Meteorite radars can guide us to dark matter


Meteorites may help astronomers devise a new way to locate dark matter: mysterious, invisible particles hitherto only discerned by their effect on the cosmos.

Five times more frequent than ordinary matter, dark matter makes up about 85% of the total mass of the universe and about a quarter (26.8%) of the total mass and energy of the universe. Humans can’t detect these elusive particles directly, since dark matter doesn’t emit light, so scientists use telescopes like Hubble to observe their influence on galaxies and other distant star clusters.

Now, according to a study led by researchers at the Ohio State University, ground-based radar systems could be used to aid in the search.

Study co-author John Beacom, a professor of physics and astronomy at Ohio State, said that while scientists typically look only for tiny dark matter particles with small masses, the goal of this new research is improve the search by helping to characterize macroscopic dark matter: Particles with a large mass that might not reach traditional ground-based detectors.

“One of the reasons dark matter is so hard to detect could be because the particles are so massive,” Beacom said. it’s a statement. “If the dark matter mass is small, then the particles are common, but if the mass is large, the particles are rare.”

Although these particles cannot be touched or seen, dark matter can be perceived by its gravitational effects on other celestial phenomena, such as stars or black holes.

While its effects on other natural systems aren’t easy to categorize, taking the time to learn more about dark matter opens up new avenues for scientists to understand the size, shape and future of the cosmos, Beacom said. Such detections can also reveal the mass of these particles, which, depending on their size, can have huge effects on galaxy formation and structure.

The research has been published in the online repository arXiv.

What makes the research so novel is that the scientists applied the same technology used to track meteorites as they streak across the sky. As they pass through Earth’s atmosphere, both meteors and dark matter particles produce deposits of ionization, a form of radiation that leaves behind free electrons, atoms capable of conducting electricity. The electromagnetic waves released by the radar bounce off free electrons, indicating the presence of otherworldly matter, which can then be used to distinguish dark matter from meteorites. In this way, the entire atmosphere of the planet can be transformed into an efficient large-scale particle detector.

Although scientists have used this method of hunting meteorites for decades, Beacom said he was surprised no one had ever applied these systems, or their previously collected data, in the search for dark matter.

One of the most significant conclusions of the study is how the team’s new method could complement other cosmological searches for dark matter, as their system offers a level of precision and sensitivity that many other techniques lack.
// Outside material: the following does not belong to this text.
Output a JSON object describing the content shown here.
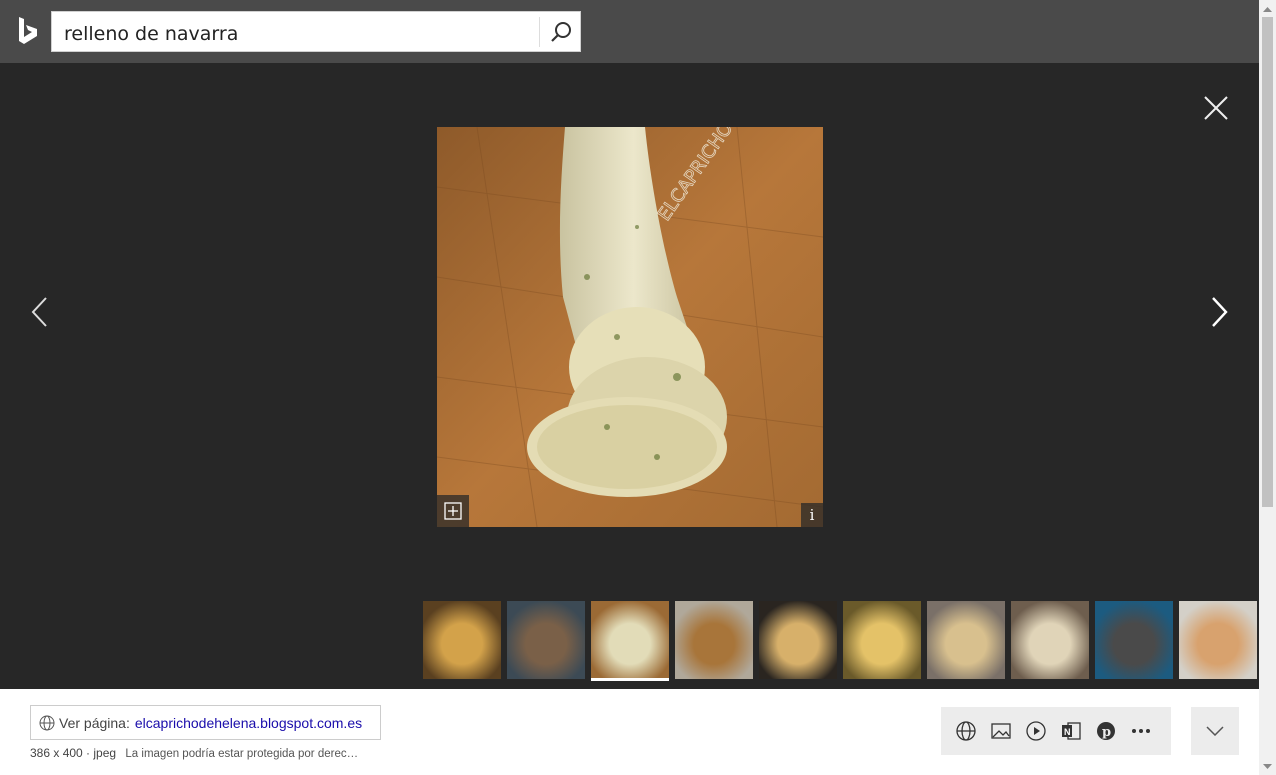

“Current cosmology techniques are quite sensitive, but they have no way of verifying their own work,” Beacom said. “This is a totally new technique, so if scientists aren’t sure what they’ve detected, a signal from cosmology could be verified in detail with the radar technique.”